▶ **Page and application data records**:
<<<<

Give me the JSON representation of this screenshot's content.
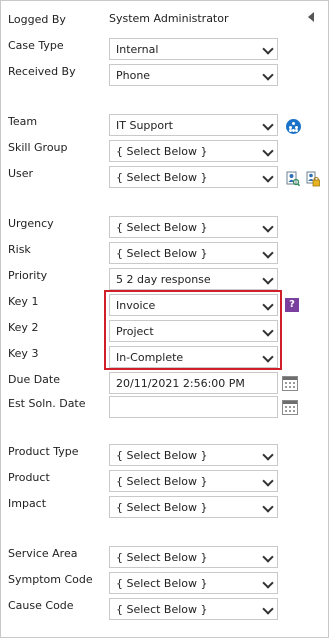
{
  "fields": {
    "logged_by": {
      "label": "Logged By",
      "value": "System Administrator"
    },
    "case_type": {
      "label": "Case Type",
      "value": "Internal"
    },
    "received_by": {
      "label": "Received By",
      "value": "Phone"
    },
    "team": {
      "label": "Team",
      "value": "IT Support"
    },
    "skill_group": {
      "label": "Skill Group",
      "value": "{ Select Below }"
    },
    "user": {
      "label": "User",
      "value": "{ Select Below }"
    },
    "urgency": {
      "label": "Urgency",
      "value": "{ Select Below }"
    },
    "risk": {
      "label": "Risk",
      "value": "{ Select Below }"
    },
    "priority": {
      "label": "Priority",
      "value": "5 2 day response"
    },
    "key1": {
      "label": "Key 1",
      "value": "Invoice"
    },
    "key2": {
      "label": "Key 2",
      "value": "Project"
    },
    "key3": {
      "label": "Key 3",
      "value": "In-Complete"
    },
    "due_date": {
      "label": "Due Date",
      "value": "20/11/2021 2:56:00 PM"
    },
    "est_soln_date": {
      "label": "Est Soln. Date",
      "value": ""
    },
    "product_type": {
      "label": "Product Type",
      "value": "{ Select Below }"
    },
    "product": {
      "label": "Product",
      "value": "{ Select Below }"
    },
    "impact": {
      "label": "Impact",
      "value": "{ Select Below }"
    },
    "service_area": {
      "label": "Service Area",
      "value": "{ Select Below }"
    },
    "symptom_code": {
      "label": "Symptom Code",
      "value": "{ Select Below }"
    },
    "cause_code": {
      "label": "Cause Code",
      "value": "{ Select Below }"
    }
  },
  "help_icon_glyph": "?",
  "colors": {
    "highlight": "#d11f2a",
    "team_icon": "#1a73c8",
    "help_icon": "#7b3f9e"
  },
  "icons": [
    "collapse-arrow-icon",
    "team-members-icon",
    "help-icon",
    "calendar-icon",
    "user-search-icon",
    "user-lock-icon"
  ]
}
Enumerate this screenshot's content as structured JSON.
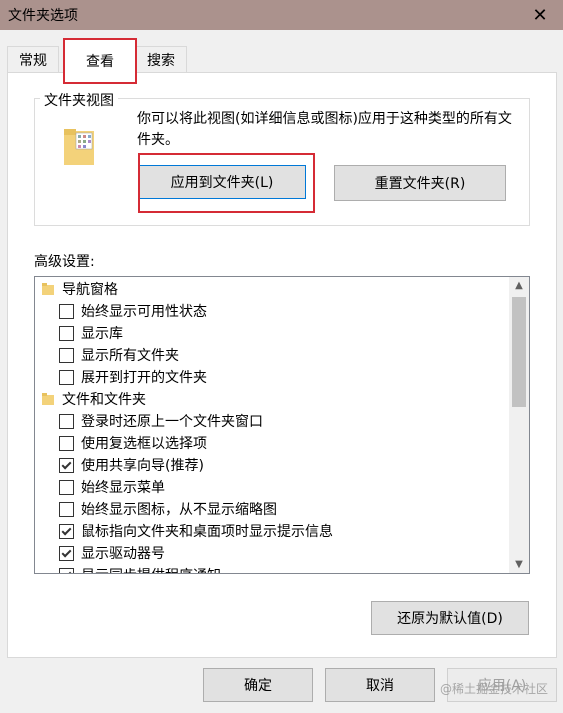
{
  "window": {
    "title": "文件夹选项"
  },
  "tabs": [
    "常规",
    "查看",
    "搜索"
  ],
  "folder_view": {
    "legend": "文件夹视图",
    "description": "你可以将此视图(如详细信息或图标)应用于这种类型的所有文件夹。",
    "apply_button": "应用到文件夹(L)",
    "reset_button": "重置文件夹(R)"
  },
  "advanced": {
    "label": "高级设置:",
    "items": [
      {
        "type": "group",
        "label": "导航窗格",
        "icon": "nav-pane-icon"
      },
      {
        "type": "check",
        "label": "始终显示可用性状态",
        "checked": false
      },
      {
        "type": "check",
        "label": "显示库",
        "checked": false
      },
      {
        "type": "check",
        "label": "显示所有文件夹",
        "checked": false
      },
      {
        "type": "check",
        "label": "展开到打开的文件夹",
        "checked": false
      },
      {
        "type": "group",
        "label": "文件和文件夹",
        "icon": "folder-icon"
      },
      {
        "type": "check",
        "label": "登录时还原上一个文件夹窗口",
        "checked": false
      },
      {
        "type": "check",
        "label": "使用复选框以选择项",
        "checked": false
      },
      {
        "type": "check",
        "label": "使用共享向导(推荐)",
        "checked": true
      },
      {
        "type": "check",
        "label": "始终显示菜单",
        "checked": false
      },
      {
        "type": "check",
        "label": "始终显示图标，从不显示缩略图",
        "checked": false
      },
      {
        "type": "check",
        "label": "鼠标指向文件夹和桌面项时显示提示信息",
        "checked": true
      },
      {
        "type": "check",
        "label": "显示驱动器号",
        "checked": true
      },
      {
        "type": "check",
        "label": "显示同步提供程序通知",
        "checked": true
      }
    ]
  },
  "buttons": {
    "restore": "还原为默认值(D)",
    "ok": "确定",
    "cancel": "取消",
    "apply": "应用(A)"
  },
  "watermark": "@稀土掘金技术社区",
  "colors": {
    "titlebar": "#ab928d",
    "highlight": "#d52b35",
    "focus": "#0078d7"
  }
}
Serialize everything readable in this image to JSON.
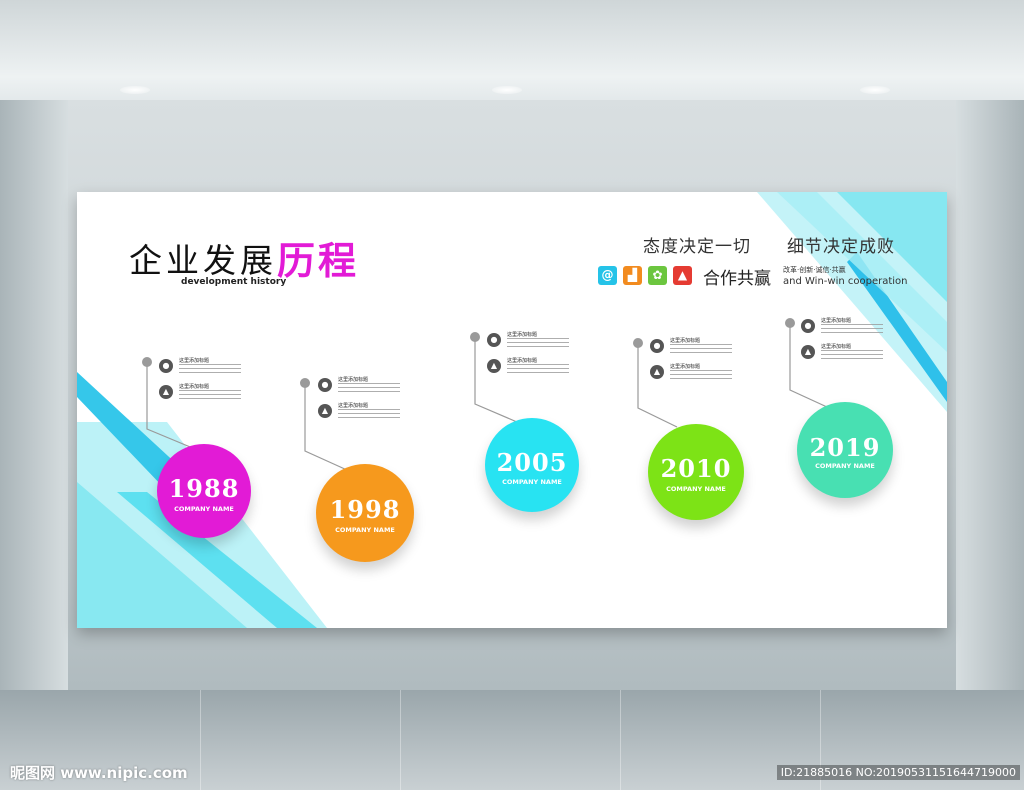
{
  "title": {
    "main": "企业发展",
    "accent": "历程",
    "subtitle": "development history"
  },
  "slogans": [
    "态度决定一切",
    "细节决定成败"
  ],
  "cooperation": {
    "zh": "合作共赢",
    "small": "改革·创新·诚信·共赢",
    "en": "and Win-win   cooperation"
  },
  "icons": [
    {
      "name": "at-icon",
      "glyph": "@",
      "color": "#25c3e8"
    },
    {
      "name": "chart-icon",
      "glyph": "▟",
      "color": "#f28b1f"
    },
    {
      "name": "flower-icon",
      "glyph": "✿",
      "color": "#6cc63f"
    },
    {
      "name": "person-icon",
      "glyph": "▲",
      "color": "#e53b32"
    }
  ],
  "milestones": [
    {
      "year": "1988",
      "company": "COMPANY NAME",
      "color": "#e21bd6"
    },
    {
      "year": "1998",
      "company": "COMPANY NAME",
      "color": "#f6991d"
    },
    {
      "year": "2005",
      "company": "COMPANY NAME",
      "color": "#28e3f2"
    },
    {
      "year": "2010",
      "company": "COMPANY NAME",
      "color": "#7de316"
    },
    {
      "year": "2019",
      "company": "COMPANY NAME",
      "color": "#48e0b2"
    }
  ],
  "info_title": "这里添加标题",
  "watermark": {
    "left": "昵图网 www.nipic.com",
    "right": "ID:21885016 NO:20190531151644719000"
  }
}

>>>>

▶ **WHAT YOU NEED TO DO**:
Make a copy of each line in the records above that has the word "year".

▶ **OUTPUT**:
      "year": "1988",
      "year": "1998",
      "year": "2005",
      "year": "2010",
      "year": "2019",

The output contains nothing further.